Entries supplied
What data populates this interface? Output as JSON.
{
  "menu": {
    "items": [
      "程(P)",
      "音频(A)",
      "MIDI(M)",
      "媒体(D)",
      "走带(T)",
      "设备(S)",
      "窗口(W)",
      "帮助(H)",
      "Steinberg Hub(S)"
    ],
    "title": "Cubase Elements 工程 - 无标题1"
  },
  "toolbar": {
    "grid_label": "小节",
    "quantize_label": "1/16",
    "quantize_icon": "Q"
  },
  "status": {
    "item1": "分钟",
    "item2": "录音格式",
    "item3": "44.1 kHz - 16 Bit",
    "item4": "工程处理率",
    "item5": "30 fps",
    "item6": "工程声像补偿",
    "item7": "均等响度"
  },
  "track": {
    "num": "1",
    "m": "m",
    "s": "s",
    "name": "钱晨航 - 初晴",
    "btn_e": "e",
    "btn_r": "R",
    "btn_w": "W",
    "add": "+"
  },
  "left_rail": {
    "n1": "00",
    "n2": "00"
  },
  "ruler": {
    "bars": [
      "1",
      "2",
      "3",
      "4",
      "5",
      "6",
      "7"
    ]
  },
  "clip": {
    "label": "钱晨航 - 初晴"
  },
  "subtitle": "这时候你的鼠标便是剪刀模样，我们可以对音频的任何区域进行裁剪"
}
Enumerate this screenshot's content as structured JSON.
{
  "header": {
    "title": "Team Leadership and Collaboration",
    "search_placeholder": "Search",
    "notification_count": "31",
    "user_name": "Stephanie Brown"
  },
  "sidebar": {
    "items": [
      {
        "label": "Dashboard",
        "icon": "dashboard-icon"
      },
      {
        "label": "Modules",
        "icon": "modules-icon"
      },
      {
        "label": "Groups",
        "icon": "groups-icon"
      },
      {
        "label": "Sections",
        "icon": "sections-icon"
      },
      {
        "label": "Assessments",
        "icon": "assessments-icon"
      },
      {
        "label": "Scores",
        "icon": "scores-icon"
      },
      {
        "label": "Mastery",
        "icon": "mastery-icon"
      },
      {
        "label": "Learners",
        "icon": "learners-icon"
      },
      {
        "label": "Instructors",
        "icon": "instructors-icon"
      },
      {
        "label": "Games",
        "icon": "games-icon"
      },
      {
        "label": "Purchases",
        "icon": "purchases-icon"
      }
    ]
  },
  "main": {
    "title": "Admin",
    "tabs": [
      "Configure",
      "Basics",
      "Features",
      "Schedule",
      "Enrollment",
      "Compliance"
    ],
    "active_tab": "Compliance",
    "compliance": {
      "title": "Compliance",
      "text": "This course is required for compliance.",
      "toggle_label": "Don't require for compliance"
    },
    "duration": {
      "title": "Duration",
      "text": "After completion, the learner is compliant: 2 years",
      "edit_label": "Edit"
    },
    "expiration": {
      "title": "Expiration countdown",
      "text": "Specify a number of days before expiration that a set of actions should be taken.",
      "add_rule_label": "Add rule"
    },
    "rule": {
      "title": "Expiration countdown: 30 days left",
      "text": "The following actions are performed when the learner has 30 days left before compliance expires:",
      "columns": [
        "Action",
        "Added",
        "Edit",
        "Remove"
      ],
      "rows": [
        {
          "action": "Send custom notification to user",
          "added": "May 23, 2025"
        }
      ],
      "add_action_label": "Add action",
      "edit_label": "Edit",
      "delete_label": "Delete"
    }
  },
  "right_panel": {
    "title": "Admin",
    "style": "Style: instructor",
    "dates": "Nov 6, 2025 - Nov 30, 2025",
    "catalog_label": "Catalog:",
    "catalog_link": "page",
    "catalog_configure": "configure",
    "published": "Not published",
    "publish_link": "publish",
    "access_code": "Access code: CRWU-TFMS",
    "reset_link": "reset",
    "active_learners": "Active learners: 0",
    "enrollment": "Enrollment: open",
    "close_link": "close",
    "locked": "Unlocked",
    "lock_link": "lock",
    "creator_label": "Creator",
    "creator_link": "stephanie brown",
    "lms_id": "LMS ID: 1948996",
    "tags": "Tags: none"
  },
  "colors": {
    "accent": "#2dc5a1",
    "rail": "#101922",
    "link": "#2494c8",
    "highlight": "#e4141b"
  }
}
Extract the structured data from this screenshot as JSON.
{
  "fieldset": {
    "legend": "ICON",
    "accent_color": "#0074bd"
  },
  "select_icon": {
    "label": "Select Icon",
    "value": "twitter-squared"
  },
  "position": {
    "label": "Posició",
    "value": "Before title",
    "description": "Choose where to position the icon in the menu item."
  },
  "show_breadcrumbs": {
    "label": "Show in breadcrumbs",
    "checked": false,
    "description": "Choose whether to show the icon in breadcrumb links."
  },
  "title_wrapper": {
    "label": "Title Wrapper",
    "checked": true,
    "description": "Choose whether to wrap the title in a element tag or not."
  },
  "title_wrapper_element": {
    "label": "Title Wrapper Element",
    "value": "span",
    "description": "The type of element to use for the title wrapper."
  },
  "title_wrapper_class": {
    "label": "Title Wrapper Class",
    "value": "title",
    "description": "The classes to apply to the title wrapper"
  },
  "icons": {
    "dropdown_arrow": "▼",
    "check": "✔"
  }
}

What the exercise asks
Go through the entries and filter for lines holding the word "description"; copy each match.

The answer
    "description": "Choose where to position the icon in the menu item."
    "description": "Choose whether to show the icon in breadcrumb links."
    "description": "Choose whether to wrap the title in a element tag or not."
    "description": "The type of element to use for the title wrapper."
    "description": "The classes to apply to the title wrapper"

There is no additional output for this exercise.